Dataset rows describing interfaces
○ ○ ○ ○
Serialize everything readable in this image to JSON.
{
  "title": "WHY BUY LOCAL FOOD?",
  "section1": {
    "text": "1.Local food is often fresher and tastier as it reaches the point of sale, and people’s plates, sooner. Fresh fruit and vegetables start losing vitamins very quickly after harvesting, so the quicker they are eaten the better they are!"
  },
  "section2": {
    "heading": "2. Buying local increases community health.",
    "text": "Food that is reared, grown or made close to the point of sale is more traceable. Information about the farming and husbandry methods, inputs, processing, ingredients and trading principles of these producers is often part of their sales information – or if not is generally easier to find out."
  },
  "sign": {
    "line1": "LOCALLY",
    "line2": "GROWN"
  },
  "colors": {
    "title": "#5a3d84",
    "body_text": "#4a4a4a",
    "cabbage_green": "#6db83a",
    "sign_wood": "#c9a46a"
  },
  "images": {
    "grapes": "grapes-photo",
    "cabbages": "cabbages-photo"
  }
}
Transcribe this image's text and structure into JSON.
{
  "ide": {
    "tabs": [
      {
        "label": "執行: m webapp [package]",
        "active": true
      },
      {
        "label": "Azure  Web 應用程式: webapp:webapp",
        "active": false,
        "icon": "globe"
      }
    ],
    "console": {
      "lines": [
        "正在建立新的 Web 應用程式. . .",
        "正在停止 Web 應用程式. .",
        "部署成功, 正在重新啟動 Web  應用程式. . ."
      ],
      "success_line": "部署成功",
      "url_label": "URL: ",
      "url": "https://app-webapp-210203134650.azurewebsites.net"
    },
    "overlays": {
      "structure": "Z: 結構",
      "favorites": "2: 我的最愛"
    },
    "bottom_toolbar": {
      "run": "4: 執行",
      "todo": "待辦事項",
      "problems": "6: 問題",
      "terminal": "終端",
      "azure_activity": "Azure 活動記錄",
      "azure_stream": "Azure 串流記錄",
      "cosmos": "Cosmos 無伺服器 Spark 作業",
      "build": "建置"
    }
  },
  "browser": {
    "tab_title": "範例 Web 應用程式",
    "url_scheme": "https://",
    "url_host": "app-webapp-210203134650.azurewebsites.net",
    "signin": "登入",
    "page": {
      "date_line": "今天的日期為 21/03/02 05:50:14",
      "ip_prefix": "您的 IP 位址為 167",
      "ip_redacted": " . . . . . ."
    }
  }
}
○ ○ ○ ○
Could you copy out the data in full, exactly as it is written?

● Exercise response:
Serialize everything readable in this image to JSON.
{
  "title": "WHY BUY LOCAL FOOD?",
  "section1": {
    "text": "1.Local food is often fresher and tastier as it reaches the point of sale, and people’s plates, sooner. Fresh fruit and vegetables start losing vitamins very quickly after harvesting, so the quicker they are eaten the better they are!"
  },
  "section2": {
    "heading": "2. Buying local increases community health.",
    "text": "Food that is reared, grown or made close to the point of sale is more traceable. Information about the farming and husbandry methods, inputs, processing, ingredients and trading principles of these producers is often part of their sales information – or if not is generally easier to find out."
  },
  "sign": {
    "line1": "LOCALLY",
    "line2": "GROWN"
  },
  "colors": {
    "title": "#5a3d84",
    "body_text": "#4a4a4a",
    "cabbage_green": "#6db83a",
    "sign_wood": "#c9a46a"
  },
  "images": {
    "grapes": "grapes-photo",
    "cabbages": "cabbages-photo"
  }
}
Transcribe this image's text and structure into JSON.
{
  "ide": {
    "tabs": [
      {
        "label": "執行: m webapp [package]",
        "active": true
      },
      {
        "label": "Azure  Web 應用程式: webapp:webapp",
        "active": false,
        "icon": "globe"
      }
    ],
    "console": {
      "lines": [
        "正在建立新的 Web 應用程式. . .",
        "正在停止 Web 應用程式. .",
        "部署成功, 正在重新啟動 Web  應用程式. . ."
      ],
      "success_line": "部署成功",
      "url_label": "URL: ",
      "url": "https://app-webapp-210203134650.azurewebsites.net"
    },
    "overlays": {
      "structure": "Z: 結構",
      "favorites": "2: 我的最愛"
    },
    "bottom_toolbar": {
      "run": "4: 執行",
      "todo": "待辦事項",
      "problems": "6: 問題",
      "terminal": "終端",
      "azure_activity": "Azure 活動記錄",
      "azure_stream": "Azure 串流記錄",
      "cosmos": "Cosmos 無伺服器 Spark 作業",
      "build": "建置"
    }
  },
  "browser": {
    "tab_title": "範例 Web 應用程式",
    "url_scheme": "https://",
    "url_host": "app-webapp-210203134650.azurewebsites.net",
    "signin": "登入",
    "page": {
      "date_line": "今天的日期為 21/03/02 05:50:14",
      "ip_prefix": "您的 IP 位址為 167",
      "ip_redacted": " . . . . . ."
    }
  }
}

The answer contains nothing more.